In the course of these wide-ranging exchanges, it gradually becomes clear that there is no such thing as ‘an actor’s experience’, rather that there are many different versions of that experience.
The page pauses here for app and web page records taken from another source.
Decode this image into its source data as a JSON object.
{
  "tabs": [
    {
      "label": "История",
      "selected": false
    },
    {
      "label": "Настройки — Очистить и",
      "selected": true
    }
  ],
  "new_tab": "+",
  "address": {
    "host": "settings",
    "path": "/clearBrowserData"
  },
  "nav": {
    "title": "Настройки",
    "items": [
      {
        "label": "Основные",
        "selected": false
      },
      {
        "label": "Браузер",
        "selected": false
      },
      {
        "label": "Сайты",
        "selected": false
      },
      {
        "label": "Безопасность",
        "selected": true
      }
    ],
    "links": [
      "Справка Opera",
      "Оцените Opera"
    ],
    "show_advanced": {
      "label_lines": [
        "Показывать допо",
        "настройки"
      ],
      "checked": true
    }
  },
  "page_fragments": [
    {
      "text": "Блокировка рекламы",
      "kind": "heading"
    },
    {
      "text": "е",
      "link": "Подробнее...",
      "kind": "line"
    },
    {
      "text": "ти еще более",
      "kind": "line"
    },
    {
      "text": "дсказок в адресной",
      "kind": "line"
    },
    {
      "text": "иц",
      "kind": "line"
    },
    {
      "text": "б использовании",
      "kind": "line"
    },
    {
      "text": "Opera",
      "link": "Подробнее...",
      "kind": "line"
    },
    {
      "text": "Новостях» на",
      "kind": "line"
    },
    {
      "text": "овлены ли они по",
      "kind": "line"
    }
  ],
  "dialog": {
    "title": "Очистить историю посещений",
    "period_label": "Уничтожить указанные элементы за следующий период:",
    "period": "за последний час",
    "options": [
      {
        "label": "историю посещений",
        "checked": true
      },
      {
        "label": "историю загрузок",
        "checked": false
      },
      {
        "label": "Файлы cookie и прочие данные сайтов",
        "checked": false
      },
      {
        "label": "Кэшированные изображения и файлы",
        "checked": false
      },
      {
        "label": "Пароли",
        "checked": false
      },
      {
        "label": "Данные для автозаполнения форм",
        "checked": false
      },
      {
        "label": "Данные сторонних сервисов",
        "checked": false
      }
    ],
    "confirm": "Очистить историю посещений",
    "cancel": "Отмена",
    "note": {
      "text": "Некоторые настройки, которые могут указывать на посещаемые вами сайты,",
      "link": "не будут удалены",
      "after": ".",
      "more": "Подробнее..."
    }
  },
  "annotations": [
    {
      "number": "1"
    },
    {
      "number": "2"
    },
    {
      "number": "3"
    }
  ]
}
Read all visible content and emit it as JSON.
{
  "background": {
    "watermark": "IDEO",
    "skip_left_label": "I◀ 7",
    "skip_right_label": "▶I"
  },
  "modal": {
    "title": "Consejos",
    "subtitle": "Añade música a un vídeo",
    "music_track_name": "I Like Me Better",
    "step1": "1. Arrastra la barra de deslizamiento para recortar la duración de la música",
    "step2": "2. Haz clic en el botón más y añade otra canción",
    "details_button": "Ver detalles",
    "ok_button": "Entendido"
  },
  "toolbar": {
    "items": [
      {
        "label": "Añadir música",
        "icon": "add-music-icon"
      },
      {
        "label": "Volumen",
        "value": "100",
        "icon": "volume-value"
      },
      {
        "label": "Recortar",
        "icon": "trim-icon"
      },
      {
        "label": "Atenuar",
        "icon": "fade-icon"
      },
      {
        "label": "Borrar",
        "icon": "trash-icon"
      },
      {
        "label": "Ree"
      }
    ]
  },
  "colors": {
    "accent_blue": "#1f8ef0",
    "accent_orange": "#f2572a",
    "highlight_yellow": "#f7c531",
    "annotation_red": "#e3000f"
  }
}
What is most striking however, is the number of common themes and observations that emerge from individual performers, who come from startlingly different backgrounds.
McCarthur puts the case for the sometimes vexed relationship between an actor and his or her career in the most unequivocal terms: “Someone said to me, ‘yeah, but you choose to do it’ and I said what I think is true about actors: ‘I didn’t choose to do it, it chose me’.  I think that is a very common bond which actors have… otherwise you would be mad to do this job.  It is an appalling job – at least psychologically.”
And, indeed, it is the psychological demands of the job, which constitute some of the most interesting aspects of the respective exchanges.
Price talks of an agent, who put pressure on her to lose weight – “his assertion that success was contingent on a certain level of weight loss was a seed that bore very ugly fruit over the years.”
She speaks of her own ongoing need to please the director, describing the relationship between the two as being “… a child/parent thing … I still tend to think ‘Am I good enough for you?’” She continues the analogy into answering O’Kane’s question about the distinction made between the creative team and the cast.  “It’s another aspect of us being a bit like children – the children are allowed to play whilst the adults go away and make the big decisions about what the children will wear and how they’ll be lit.”
Conaghan talks of the financial pressures on actors and of the time when he fell out of love with the theatre. “I have worked in situations and with directors when you absolutely feel on the bottom rung of the creative ladder.”  But he counters that by speaking of the ‘fantastic actors’ and ‘brilliant directors’ and the ‘tremendous highs and lows he has experienced’ in the course of his career.
Danish/Nigerian Adebayo refers to her difficulties with the term ‘colour blind’ casting.  “It makes us all a kind of grey and is underpinned by the idea that we can pretend that we’re not different, we’re not diverse.  Colour blindness, or colour blandness, is not about neutralising us, it’s actually about conforming to a notion of whiteness, white Englishness or white middle classness.”
Fouéré is amusing about the notion that acting is generally perceived not as a proper job, from which one can make a living – “… the idea that you can’t just be an actor, you’re only trying it out until you’re famous.”  Russell Beale takes the same concept up a notch, “It’s a vocation; I hate it when people say it’s a job.” His view is shared by Norton, “It means everything, it’s my life, it’s my vocation, it is how I earn a living, it’s what I’m here to do.”
In the course of these absorbing conversations, we progress to the inside track of high profile landmark productions, as well as, perhaps, more unfamiliar shows and, in the process, revel in a delicious sense of eavesdropping on private exchanges.  We hear unfettered views on training, the rehearsal process, the tech, employment and unemployment, relationships with agents, fellow actors, directors and costume designers, contracts, pay issues, the excitement of opening night, the pressures of a long run, individual responses and approaches to the text.  There are a number of inevitable examples of the initiated speaking to the initiated, which do become a tad esoteric, but which are fascinating nevertheless.
The book is a rare creature, offering privileged and disarmingly frank encounters with the people behind the performances.  It will engage anyone involved in or in love with theatre – practitioners, critics, customers, administrators, agents, teachers, students...

Jane Coyle is a Belfast-based freelance arts journalist, critic and screenwriter, who regularly contributes to The Stage, Irish Times, Culture Northern Ireland and BBC Radio Ulster.

Actors' Voices
  • Review

Actors' Voices

Edited by Patrick O'Kane

Oberon Books, 2012

Buy this book